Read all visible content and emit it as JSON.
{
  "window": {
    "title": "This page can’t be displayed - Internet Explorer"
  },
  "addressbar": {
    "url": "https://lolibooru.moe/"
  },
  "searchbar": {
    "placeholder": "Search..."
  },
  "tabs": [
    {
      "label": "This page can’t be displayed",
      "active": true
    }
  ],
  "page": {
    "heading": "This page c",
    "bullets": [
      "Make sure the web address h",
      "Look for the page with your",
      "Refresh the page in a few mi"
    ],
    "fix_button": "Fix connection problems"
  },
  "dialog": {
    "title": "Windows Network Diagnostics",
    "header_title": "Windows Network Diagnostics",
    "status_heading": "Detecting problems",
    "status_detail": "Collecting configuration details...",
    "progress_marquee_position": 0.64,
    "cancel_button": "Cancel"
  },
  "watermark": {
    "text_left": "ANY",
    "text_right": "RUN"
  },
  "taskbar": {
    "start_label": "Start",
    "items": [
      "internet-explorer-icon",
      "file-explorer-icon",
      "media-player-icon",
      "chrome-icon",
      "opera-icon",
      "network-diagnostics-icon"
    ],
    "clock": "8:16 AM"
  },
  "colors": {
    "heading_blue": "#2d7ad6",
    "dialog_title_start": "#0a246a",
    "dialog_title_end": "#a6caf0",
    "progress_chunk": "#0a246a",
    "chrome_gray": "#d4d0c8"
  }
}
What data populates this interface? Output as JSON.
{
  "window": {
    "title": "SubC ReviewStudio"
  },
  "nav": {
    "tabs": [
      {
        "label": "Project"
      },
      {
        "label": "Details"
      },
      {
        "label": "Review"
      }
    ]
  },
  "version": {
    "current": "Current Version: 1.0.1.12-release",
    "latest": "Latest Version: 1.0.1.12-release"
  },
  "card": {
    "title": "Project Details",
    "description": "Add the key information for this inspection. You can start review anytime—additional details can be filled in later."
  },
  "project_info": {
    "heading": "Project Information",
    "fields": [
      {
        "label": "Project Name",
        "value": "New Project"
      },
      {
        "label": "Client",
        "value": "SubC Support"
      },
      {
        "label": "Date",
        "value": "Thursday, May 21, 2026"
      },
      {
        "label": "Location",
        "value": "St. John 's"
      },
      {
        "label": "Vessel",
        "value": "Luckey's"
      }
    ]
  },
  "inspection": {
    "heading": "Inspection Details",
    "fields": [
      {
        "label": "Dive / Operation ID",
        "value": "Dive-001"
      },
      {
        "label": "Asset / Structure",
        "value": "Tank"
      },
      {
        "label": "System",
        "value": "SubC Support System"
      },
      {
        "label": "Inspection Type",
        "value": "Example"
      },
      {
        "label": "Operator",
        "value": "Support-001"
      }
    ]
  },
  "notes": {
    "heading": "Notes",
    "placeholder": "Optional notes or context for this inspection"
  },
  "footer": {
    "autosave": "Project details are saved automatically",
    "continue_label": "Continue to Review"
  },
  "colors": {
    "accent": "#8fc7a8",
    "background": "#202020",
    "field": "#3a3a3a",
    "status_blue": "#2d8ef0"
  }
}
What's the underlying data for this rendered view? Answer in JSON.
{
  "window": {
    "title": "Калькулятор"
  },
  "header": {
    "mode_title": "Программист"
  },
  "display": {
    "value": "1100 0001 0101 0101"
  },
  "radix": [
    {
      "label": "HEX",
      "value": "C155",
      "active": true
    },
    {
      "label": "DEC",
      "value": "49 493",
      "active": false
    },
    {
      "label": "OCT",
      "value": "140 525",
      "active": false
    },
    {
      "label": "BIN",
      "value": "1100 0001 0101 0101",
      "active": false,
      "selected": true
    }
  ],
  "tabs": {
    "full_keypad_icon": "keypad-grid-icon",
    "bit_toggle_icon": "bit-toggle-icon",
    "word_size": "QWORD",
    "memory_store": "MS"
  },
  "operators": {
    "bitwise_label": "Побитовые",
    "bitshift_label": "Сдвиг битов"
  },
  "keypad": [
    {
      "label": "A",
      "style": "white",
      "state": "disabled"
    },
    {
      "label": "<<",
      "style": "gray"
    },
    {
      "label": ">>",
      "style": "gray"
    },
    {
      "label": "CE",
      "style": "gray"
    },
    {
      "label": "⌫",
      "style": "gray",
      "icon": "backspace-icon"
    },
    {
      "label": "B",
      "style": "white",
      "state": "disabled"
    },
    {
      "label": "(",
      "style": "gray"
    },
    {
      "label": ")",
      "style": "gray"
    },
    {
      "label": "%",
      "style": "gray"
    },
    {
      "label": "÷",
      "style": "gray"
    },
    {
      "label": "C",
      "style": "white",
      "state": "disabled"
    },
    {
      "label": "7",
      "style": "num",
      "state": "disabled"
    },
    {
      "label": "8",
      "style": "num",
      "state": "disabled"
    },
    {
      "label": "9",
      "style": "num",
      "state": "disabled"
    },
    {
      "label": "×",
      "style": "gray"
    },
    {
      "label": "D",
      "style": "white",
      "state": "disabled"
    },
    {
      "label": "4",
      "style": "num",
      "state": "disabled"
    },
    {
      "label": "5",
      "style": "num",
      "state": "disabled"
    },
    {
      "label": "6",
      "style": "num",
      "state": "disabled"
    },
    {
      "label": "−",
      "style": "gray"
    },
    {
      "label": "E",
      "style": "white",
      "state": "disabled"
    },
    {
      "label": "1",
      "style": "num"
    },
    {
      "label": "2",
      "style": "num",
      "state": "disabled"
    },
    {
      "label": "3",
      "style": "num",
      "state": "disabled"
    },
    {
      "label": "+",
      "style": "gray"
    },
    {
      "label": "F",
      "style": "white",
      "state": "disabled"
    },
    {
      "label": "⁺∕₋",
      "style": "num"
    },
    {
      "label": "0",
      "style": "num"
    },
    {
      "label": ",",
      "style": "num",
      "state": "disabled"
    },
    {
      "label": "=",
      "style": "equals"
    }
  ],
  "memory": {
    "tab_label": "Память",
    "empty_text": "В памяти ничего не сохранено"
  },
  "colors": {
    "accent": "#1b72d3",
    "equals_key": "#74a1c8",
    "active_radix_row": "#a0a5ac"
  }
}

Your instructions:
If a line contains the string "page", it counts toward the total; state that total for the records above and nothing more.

Solution:
6